Work instructions: Could you report every line from the entries that includes the word "JSON"?

Information given:
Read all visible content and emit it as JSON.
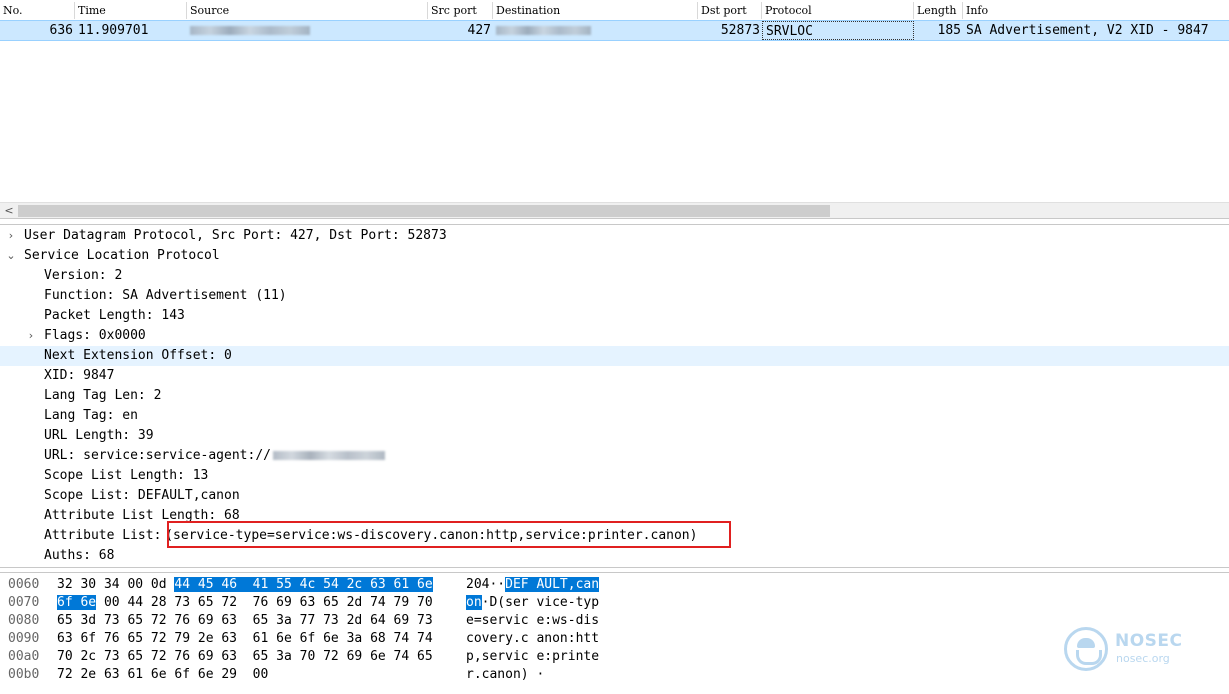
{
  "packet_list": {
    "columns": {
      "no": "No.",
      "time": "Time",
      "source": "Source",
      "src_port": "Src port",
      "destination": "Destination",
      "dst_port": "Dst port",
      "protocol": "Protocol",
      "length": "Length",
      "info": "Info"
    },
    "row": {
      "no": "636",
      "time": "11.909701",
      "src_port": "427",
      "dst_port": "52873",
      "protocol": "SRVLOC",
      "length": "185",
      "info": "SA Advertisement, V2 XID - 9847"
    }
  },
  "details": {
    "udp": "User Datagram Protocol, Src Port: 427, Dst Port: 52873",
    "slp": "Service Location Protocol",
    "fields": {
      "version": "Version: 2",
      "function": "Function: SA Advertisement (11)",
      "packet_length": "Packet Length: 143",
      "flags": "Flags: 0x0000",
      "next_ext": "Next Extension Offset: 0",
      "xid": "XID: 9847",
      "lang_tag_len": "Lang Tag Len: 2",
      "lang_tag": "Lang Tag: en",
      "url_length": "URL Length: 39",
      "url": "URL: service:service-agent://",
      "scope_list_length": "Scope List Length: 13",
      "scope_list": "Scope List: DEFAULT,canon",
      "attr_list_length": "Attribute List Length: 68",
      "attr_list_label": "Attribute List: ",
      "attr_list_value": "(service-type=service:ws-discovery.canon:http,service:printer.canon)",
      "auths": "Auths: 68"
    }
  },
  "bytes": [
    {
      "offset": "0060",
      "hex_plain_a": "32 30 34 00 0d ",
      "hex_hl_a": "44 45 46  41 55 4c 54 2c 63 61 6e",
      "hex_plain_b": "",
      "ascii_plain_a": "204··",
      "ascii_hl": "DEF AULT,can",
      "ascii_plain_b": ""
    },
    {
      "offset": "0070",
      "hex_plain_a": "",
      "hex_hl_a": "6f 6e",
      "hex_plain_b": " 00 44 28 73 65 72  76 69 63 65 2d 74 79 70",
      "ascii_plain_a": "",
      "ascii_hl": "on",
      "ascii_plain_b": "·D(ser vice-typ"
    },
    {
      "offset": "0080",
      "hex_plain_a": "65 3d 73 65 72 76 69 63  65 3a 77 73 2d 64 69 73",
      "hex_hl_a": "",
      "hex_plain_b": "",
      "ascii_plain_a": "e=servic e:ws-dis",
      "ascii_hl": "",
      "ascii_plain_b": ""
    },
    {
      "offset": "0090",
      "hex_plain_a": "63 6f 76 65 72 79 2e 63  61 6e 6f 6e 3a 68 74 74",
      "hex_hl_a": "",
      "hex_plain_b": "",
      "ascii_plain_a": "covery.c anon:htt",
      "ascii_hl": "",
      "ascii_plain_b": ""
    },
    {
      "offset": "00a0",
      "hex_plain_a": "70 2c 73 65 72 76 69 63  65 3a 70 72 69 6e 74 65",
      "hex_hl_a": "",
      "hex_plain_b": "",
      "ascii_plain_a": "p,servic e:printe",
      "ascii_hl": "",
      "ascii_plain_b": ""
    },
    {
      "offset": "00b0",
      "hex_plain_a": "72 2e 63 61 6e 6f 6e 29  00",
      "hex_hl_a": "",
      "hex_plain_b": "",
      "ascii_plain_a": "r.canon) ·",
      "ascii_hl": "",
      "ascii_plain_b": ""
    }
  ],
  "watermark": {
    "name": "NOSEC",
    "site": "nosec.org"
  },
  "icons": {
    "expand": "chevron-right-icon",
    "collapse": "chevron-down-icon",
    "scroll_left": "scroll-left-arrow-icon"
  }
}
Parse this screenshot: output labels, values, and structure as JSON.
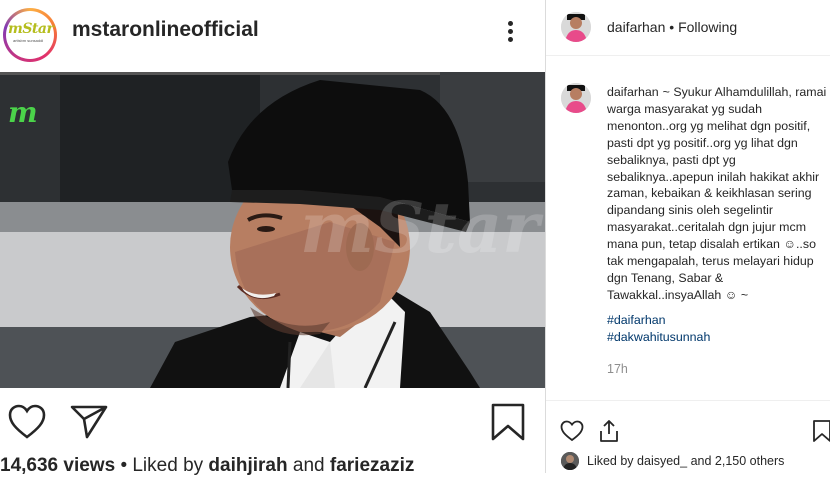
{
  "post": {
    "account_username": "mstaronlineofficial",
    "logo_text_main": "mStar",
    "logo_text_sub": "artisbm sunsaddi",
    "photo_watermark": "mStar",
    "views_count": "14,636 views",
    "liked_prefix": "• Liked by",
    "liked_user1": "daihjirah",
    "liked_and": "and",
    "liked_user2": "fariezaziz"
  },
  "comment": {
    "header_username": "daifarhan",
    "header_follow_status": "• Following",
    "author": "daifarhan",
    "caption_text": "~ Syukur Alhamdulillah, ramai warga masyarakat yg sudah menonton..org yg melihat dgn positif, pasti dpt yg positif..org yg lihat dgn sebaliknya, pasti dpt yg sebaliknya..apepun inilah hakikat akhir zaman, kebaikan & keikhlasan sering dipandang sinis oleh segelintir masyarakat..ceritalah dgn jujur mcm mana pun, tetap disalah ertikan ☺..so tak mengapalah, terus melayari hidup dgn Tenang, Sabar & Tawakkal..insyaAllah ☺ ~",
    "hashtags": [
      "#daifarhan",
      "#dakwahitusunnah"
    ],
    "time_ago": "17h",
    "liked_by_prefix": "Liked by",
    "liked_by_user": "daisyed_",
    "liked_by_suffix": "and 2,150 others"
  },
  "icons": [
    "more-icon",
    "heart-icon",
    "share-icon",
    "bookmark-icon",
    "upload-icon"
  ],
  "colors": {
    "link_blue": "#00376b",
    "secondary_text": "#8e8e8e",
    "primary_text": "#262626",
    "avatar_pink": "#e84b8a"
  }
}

Written response:
Read all visible content and emit it as JSON.
Parse this screenshot: output labels, values, and structure as JSON.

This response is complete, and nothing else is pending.